> _Exercise materials_:
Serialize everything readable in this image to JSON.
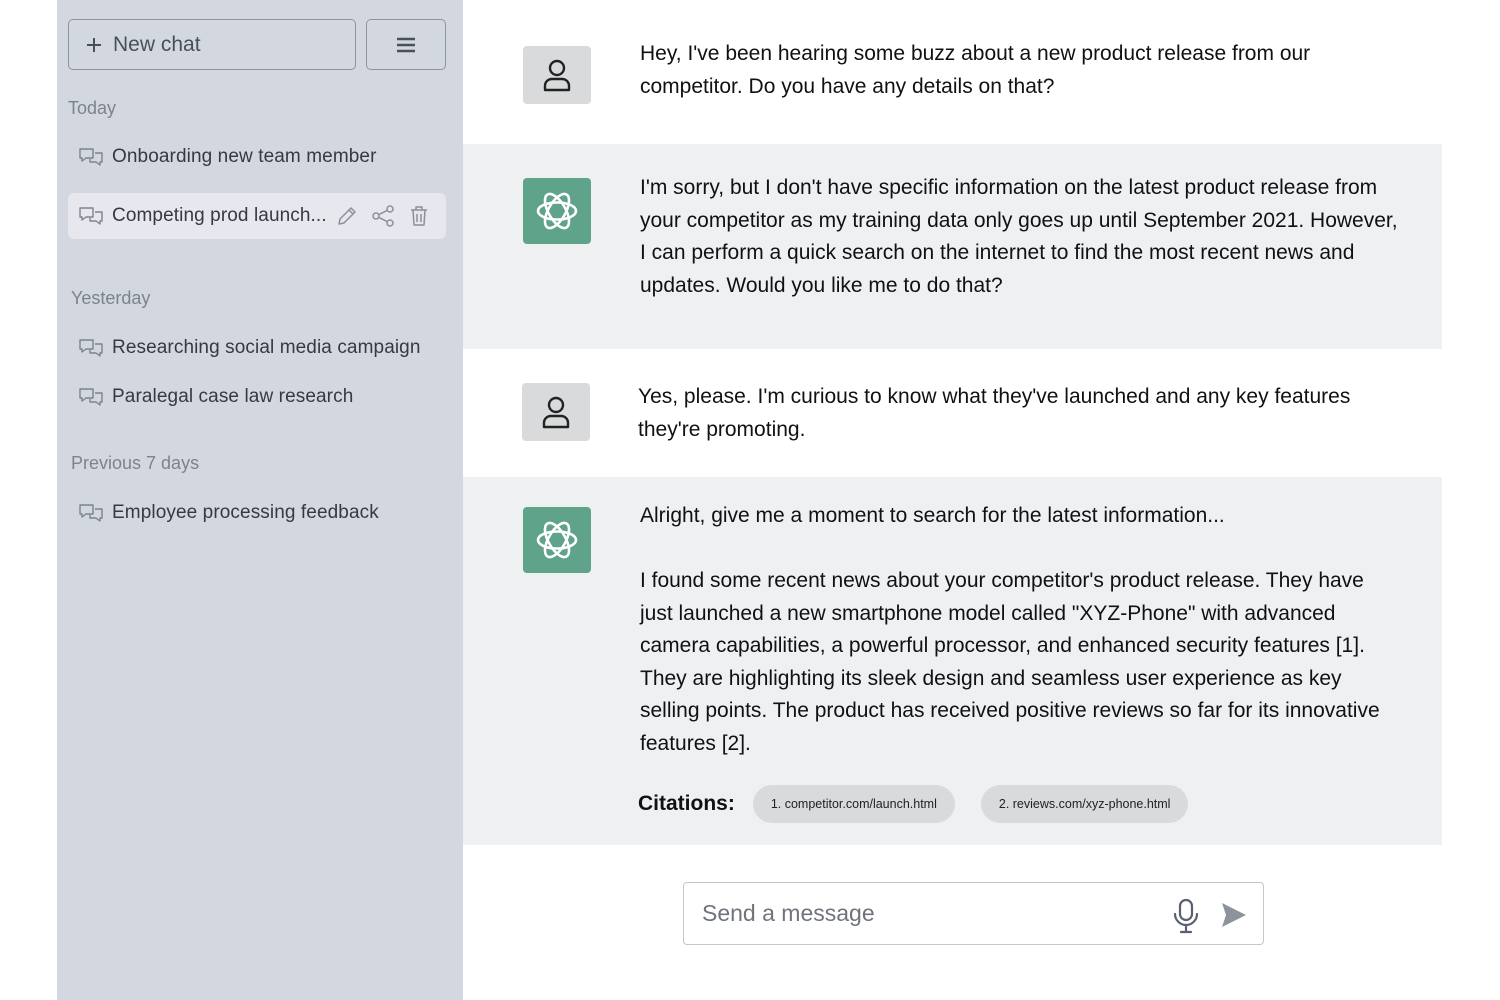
{
  "sidebar": {
    "new_chat_label": "New chat",
    "sections": [
      {
        "label": "Today"
      },
      {
        "label": "Yesterday"
      },
      {
        "label": "Previous 7 days"
      }
    ],
    "chats": [
      {
        "title": "Onboarding new team member"
      },
      {
        "title": "Competing prod launch..."
      },
      {
        "title": "Researching social media campaign"
      },
      {
        "title": "Paralegal case law research"
      },
      {
        "title": "Employee processing feedback"
      }
    ]
  },
  "conversation": [
    {
      "role": "user",
      "paragraphs": [
        "Hey, I've been hearing some buzz about a new product release from our competitor. Do you have any details on that?"
      ]
    },
    {
      "role": "assistant",
      "paragraphs": [
        "I'm sorry, but I don't have specific information on the latest product release from your competitor as my training data only goes up until September 2021. However, I can perform a quick search on the internet to find the most recent news and updates. Would you like me to do that?"
      ]
    },
    {
      "role": "user",
      "paragraphs": [
        "Yes, please. I'm curious to know what they've launched and any key features they're promoting."
      ]
    },
    {
      "role": "assistant",
      "paragraphs": [
        "Alright, give me a moment to search for the latest information...",
        "I found some recent news about your competitor's product release. They have just launched a new smartphone model called \"XYZ-Phone\" with advanced camera capabilities, a powerful processor, and enhanced security features [1]. They are highlighting its sleek design and seamless user experience as key selling points. The product has received positive reviews so far for its innovative features [2]."
      ]
    }
  ],
  "citations": {
    "label": "Citations:",
    "items": [
      "1. competitor.com/launch.html",
      "2. reviews.com/xyz-phone.html"
    ]
  },
  "composer": {
    "placeholder": "Send a message"
  },
  "colors": {
    "sidebar_bg": "#d3d7e0",
    "assistant_bg": "#eef0f2",
    "assistant_avatar": "#5fa38b",
    "user_avatar": "#d9dadb"
  },
  "icons": {
    "new_chat": "plus-icon",
    "menu": "hamburger-icon",
    "chat_item": "chat-bubbles-icon",
    "rename": "pencil-icon",
    "share": "share-icon",
    "delete": "trash-icon",
    "user_avatar": "person-icon",
    "assistant_avatar": "openai-logo-icon",
    "voice": "microphone-icon",
    "send": "send-icon"
  }
}
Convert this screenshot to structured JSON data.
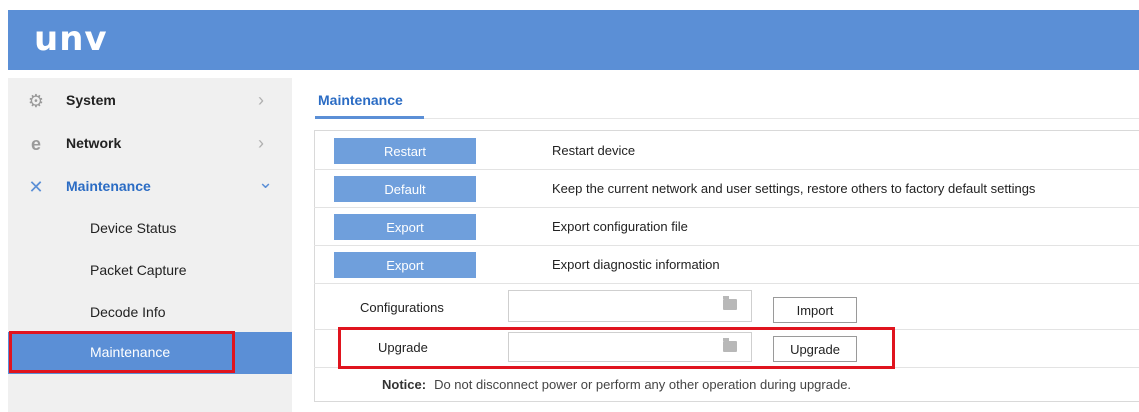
{
  "header": {
    "logo": "unv"
  },
  "sidebar": {
    "items": [
      {
        "label": "System",
        "icon": "gear-icon",
        "chevron": "›"
      },
      {
        "label": "Network",
        "icon": "network-e-icon",
        "chevron": "›"
      },
      {
        "label": "Maintenance",
        "icon": "tools-icon",
        "chevron": "⌄"
      }
    ],
    "subitems": [
      {
        "label": "Device Status"
      },
      {
        "label": "Packet Capture"
      },
      {
        "label": "Decode Info"
      },
      {
        "label": "Maintenance",
        "active": true
      }
    ]
  },
  "main": {
    "tab": "Maintenance",
    "actions": [
      {
        "button": "Restart",
        "description": "Restart device"
      },
      {
        "button": "Default",
        "description": "Keep the current network and user settings, restore others to factory default settings"
      },
      {
        "button": "Export",
        "description": "Export configuration file"
      },
      {
        "button": "Export",
        "description": "Export diagnostic information"
      }
    ],
    "configurations": {
      "label": "Configurations",
      "value": "",
      "button": "Import"
    },
    "upgrade": {
      "label": "Upgrade",
      "value": "",
      "button": "Upgrade"
    },
    "notice": {
      "title": "Notice:",
      "text": "Do not disconnect power or perform any other operation during upgrade."
    }
  },
  "colors": {
    "header": "#5b8fd6",
    "accent_button": "#6f9fdc",
    "highlight": "#e0141e",
    "sidebar_bg": "#f0f0f0"
  }
}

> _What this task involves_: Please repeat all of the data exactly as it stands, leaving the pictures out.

> _Finished task_:
Serialize everything readable in this image to JSON.
{
  "sidebar": {
    "new_chat_label": "New chat",
    "sections": [
      {
        "label": "Today"
      },
      {
        "label": "Yesterday"
      },
      {
        "label": "Previous 7 days"
      }
    ],
    "chats": [
      {
        "title": "Onboarding new team member"
      },
      {
        "title": "Competing prod launch..."
      },
      {
        "title": "Researching social media campaign"
      },
      {
        "title": "Paralegal case law research"
      },
      {
        "title": "Employee processing feedback"
      }
    ]
  },
  "conversation": [
    {
      "role": "user",
      "paragraphs": [
        "Hey, I've been hearing some buzz about a new product release from our competitor. Do you have any details on that?"
      ]
    },
    {
      "role": "assistant",
      "paragraphs": [
        "I'm sorry, but I don't have specific information on the latest product release from your competitor as my training data only goes up until September 2021. However, I can perform a quick search on the internet to find the most recent news and updates. Would you like me to do that?"
      ]
    },
    {
      "role": "user",
      "paragraphs": [
        "Yes, please. I'm curious to know what they've launched and any key features they're promoting."
      ]
    },
    {
      "role": "assistant",
      "paragraphs": [
        "Alright, give me a moment to search for the latest information...",
        "I found some recent news about your competitor's product release. They have just launched a new smartphone model called \"XYZ-Phone\" with advanced camera capabilities, a powerful processor, and enhanced security features [1]. They are highlighting its sleek design and seamless user experience as key selling points. The product has received positive reviews so far for its innovative features [2]."
      ]
    }
  ],
  "citations": {
    "label": "Citations:",
    "items": [
      "1. competitor.com/launch.html",
      "2. reviews.com/xyz-phone.html"
    ]
  },
  "composer": {
    "placeholder": "Send a message"
  },
  "colors": {
    "sidebar_bg": "#d3d7e0",
    "assistant_bg": "#eef0f2",
    "assistant_avatar": "#5fa38b",
    "user_avatar": "#d9dadb"
  },
  "icons": {
    "new_chat": "plus-icon",
    "menu": "hamburger-icon",
    "chat_item": "chat-bubbles-icon",
    "rename": "pencil-icon",
    "share": "share-icon",
    "delete": "trash-icon",
    "user_avatar": "person-icon",
    "assistant_avatar": "openai-logo-icon",
    "voice": "microphone-icon",
    "send": "send-icon"
  }
}
Convert this screenshot to structured JSON data.
{
  "header": {
    "logo": "unv"
  },
  "sidebar": {
    "items": [
      {
        "label": "System",
        "icon": "gear-icon",
        "chevron": "›"
      },
      {
        "label": "Network",
        "icon": "network-e-icon",
        "chevron": "›"
      },
      {
        "label": "Maintenance",
        "icon": "tools-icon",
        "chevron": "⌄"
      }
    ],
    "subitems": [
      {
        "label": "Device Status"
      },
      {
        "label": "Packet Capture"
      },
      {
        "label": "Decode Info"
      },
      {
        "label": "Maintenance",
        "active": true
      }
    ]
  },
  "main": {
    "tab": "Maintenance",
    "actions": [
      {
        "button": "Restart",
        "description": "Restart device"
      },
      {
        "button": "Default",
        "description": "Keep the current network and user settings, restore others to factory default settings"
      },
      {
        "button": "Export",
        "description": "Export configuration file"
      },
      {
        "button": "Export",
        "description": "Export diagnostic information"
      }
    ],
    "configurations": {
      "label": "Configurations",
      "value": "",
      "button": "Import"
    },
    "upgrade": {
      "label": "Upgrade",
      "value": "",
      "button": "Upgrade"
    },
    "notice": {
      "title": "Notice:",
      "text": "Do not disconnect power or perform any other operation during upgrade."
    }
  },
  "colors": {
    "header": "#5b8fd6",
    "accent_button": "#6f9fdc",
    "highlight": "#e0141e",
    "sidebar_bg": "#f0f0f0"
  }
}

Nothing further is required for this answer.